Immediately, inspectors went to the area where the traps had been hanging and found several live ACP adults along with live nymphs on a citrus tree two doors
down from where the trapped Psyllids were found.
Tom Tucker, Assistant Tulare
County Ag Commissioner, told California Ag
Today that this find is the most profound in the valley as live Psyllids
and nymphs have been observed, in fact too many to count. Many were
collected, and lab tests are being run to determine if they were carrying the
bacteria that causes huanglongbing (HLB),
a fatal citrus disease.
He noted that CDFA had a
treatment crew in the area late on Tuesday spraying the trees where the live
Psyllids were found.
Beth Grafton-Cardwell, Director of the UC Lindcove Research and Extension Center said, "The fact that
inspectors found live ACPs on the tree is very troubling as it shows a breeding
population. Because we see multiple life stages in the Dinuba area, it means
they have had multiple generations and most likely have been around for a few
months, and that means the adults could
have spread to 'who knows how far'."
“It appears that the young
trees may have been brought into the area from southern California citrus
areas which are under a heavy quarantine. People should not be moving citrus
material around the state. That message must get out,” Grafton-Cardwell said.
There is no commercial citrus
immediately nearby, but Tucker noted this will soon turn into a five-mile radius
quarantine that will stretch out into commercial citrus areas.
This comes after several
trapped adults were found near Porterville in early July, as well as one
trapped adult announced last week in Wasco (Kern County).
Tucker said that delimitation
traps will be put out within nine square miles of the Dinuba finds. “We need to
see if there are other Psyllids in the area and treat where necessary. These
traps will be checked weekly,” Tucker said.
"Right now, intensive spraying
will take place of all citrus trees within an 800-meter area around where the
trapped and live Psyllids were found,” said Tucker.
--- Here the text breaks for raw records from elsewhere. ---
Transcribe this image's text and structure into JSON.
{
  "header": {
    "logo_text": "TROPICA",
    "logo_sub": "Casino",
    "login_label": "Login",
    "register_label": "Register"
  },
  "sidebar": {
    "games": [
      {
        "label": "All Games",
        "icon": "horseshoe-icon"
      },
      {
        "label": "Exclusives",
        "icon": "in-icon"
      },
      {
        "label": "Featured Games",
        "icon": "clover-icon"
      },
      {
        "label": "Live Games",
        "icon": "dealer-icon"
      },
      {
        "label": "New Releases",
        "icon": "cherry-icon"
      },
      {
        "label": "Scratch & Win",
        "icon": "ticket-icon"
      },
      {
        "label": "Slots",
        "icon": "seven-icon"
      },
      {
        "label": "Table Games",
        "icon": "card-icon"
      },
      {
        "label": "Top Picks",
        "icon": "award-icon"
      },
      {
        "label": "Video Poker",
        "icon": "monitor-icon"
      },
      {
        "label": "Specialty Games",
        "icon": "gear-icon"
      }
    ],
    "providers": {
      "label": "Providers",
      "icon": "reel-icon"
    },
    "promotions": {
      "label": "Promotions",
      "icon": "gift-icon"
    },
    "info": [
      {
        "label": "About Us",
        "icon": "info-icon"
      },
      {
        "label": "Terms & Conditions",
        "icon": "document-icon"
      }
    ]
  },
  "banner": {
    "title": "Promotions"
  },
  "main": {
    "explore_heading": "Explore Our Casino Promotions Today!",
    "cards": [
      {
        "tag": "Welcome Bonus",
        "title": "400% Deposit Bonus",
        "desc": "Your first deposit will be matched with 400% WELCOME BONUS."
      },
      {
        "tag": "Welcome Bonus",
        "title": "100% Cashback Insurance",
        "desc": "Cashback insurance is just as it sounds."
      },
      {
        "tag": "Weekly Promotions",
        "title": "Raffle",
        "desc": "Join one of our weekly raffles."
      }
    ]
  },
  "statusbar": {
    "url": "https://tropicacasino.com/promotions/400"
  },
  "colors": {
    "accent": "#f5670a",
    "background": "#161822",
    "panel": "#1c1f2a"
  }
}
The ACP is an invasive species of grave concern because it
can carry the disease huanglongbing (HLB).
All citrus and closely related species are susceptible hosts for both
the insect and the disease. There is no
cure once a tree becomes infected. The
diseased tree will decline in health and produce bitter, misshaped fruit until
it dies. To date, HLB has been
detected on only one property in the Hacienda Heights neighborhood of Los Angeles County.
“We want to emphasize citrus fruit is safe to eat and the
disease is not harmful to human health,” said Tulare County Agricultural
Commissioner Marilyn Kinoshita. “The Asian Citrus Psyllid is another example of
the many invasive species that enter our state every year.”
Residents in the area who think they may have seen the pest
are urged to call the Pest Hotline at 1-800-491-1899 or the Tulare County
Agricultural Commissioner. For more
information on the Asian Citrus Psyllid and huanglongbing disease visit: http://www.cdfa.ca.gov/plant/acp/.
Labels: Asian Citrus Psyllids found in Dinuba, Beth Grafton-Cardwell, Huanglongbing, Live ACP Found in Dinuba, live adults and nymphs found, Marilyn Kinoshita, Tom Tucker, Trapped adults